**What you will do**
Every entry must appear in the answer exactly as written.

**Data for the task**
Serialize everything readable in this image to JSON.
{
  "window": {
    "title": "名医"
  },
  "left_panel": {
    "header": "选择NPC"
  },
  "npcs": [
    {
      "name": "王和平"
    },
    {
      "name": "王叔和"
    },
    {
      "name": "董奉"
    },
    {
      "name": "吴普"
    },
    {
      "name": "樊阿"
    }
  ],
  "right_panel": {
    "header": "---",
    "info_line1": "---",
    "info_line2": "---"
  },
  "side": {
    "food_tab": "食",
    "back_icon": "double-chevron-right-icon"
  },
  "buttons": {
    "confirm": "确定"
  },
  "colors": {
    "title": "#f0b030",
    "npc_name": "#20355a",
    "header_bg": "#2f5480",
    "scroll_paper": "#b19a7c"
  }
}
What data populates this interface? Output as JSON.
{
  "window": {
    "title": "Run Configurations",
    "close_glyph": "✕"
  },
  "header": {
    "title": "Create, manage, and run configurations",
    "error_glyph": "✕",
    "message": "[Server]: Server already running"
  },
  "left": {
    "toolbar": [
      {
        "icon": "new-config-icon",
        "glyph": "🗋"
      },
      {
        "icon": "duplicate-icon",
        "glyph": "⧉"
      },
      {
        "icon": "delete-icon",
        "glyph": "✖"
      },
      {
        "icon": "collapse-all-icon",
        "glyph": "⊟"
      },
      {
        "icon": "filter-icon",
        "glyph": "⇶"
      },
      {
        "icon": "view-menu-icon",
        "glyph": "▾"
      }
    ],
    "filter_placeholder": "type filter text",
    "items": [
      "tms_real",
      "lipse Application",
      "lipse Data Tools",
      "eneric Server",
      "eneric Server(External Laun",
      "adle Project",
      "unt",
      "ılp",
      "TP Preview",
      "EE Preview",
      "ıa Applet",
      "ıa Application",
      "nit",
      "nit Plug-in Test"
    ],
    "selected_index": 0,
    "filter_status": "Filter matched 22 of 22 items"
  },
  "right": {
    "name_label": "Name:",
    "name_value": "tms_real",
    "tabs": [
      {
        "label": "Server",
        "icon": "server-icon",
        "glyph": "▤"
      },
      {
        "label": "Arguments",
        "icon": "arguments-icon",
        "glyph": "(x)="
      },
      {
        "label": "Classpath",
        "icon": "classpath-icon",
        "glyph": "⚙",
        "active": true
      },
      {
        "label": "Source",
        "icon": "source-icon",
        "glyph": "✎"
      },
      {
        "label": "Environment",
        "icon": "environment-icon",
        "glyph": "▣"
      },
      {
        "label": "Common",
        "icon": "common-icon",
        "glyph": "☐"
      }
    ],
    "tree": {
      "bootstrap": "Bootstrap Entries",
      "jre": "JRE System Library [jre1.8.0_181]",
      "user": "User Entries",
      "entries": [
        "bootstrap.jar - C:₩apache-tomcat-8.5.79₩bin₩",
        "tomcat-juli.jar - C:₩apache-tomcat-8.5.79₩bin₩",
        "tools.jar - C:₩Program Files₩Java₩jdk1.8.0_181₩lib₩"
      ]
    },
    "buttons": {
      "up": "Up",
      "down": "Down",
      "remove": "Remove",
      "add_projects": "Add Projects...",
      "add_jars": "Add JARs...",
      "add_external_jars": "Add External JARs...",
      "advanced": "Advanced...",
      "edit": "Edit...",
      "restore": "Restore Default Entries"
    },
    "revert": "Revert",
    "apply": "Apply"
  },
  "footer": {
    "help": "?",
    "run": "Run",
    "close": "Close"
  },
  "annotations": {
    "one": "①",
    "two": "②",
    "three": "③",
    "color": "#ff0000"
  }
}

**Answer space**
Serialize everything readable in this image to JSON.
{
  "window": {
    "title": "名医"
  },
  "left_panel": {
    "header": "选择NPC"
  },
  "npcs": [
    {
      "name": "王和平"
    },
    {
      "name": "王叔和"
    },
    {
      "name": "董奉"
    },
    {
      "name": "吴普"
    },
    {
      "name": "樊阿"
    }
  ],
  "right_panel": {
    "header": "---",
    "info_line1": "---",
    "info_line2": "---"
  },
  "side": {
    "food_tab": "食",
    "back_icon": "double-chevron-right-icon"
  },
  "buttons": {
    "confirm": "确定"
  },
  "colors": {
    "title": "#f0b030",
    "npc_name": "#20355a",
    "header_bg": "#2f5480",
    "scroll_paper": "#b19a7c"
  }
}
What data populates this interface? Output as JSON.
{
  "window": {
    "title": "Run Configurations",
    "close_glyph": "✕"
  },
  "header": {
    "title": "Create, manage, and run configurations",
    "error_glyph": "✕",
    "message": "[Server]: Server already running"
  },
  "left": {
    "toolbar": [
      {
        "icon": "new-config-icon",
        "glyph": "🗋"
      },
      {
        "icon": "duplicate-icon",
        "glyph": "⧉"
      },
      {
        "icon": "delete-icon",
        "glyph": "✖"
      },
      {
        "icon": "collapse-all-icon",
        "glyph": "⊟"
      },
      {
        "icon": "filter-icon",
        "glyph": "⇶"
      },
      {
        "icon": "view-menu-icon",
        "glyph": "▾"
      }
    ],
    "filter_placeholder": "type filter text",
    "items": [
      "tms_real",
      "lipse Application",
      "lipse Data Tools",
      "eneric Server",
      "eneric Server(External Laun",
      "adle Project",
      "unt",
      "ılp",
      "TP Preview",
      "EE Preview",
      "ıa Applet",
      "ıa Application",
      "nit",
      "nit Plug-in Test"
    ],
    "selected_index": 0,
    "filter_status": "Filter matched 22 of 22 items"
  },
  "right": {
    "name_label": "Name:",
    "name_value": "tms_real",
    "tabs": [
      {
        "label": "Server",
        "icon": "server-icon",
        "glyph": "▤"
      },
      {
        "label": "Arguments",
        "icon": "arguments-icon",
        "glyph": "(x)="
      },
      {
        "label": "Classpath",
        "icon": "classpath-icon",
        "glyph": "⚙",
        "active": true
      },
      {
        "label": "Source",
        "icon": "source-icon",
        "glyph": "✎"
      },
      {
        "label": "Environment",
        "icon": "environment-icon",
        "glyph": "▣"
      },
      {
        "label": "Common",
        "icon": "common-icon",
        "glyph": "☐"
      }
    ],
    "tree": {
      "bootstrap": "Bootstrap Entries",
      "jre": "JRE System Library [jre1.8.0_181]",
      "user": "User Entries",
      "entries": [
        "bootstrap.jar - C:₩apache-tomcat-8.5.79₩bin₩",
        "tomcat-juli.jar - C:₩apache-tomcat-8.5.79₩bin₩",
        "tools.jar - C:₩Program Files₩Java₩jdk1.8.0_181₩lib₩"
      ]
    },
    "buttons": {
      "up": "Up",
      "down": "Down",
      "remove": "Remove",
      "add_projects": "Add Projects...",
      "add_jars": "Add JARs...",
      "add_external_jars": "Add External JARs...",
      "advanced": "Advanced...",
      "edit": "Edit...",
      "restore": "Restore Default Entries"
    },
    "revert": "Revert",
    "apply": "Apply"
  },
  "footer": {
    "help": "?",
    "run": "Run",
    "close": "Close"
  },
  "annotations": {
    "one": "①",
    "two": "②",
    "three": "③",
    "color": "#ff0000"
  }
}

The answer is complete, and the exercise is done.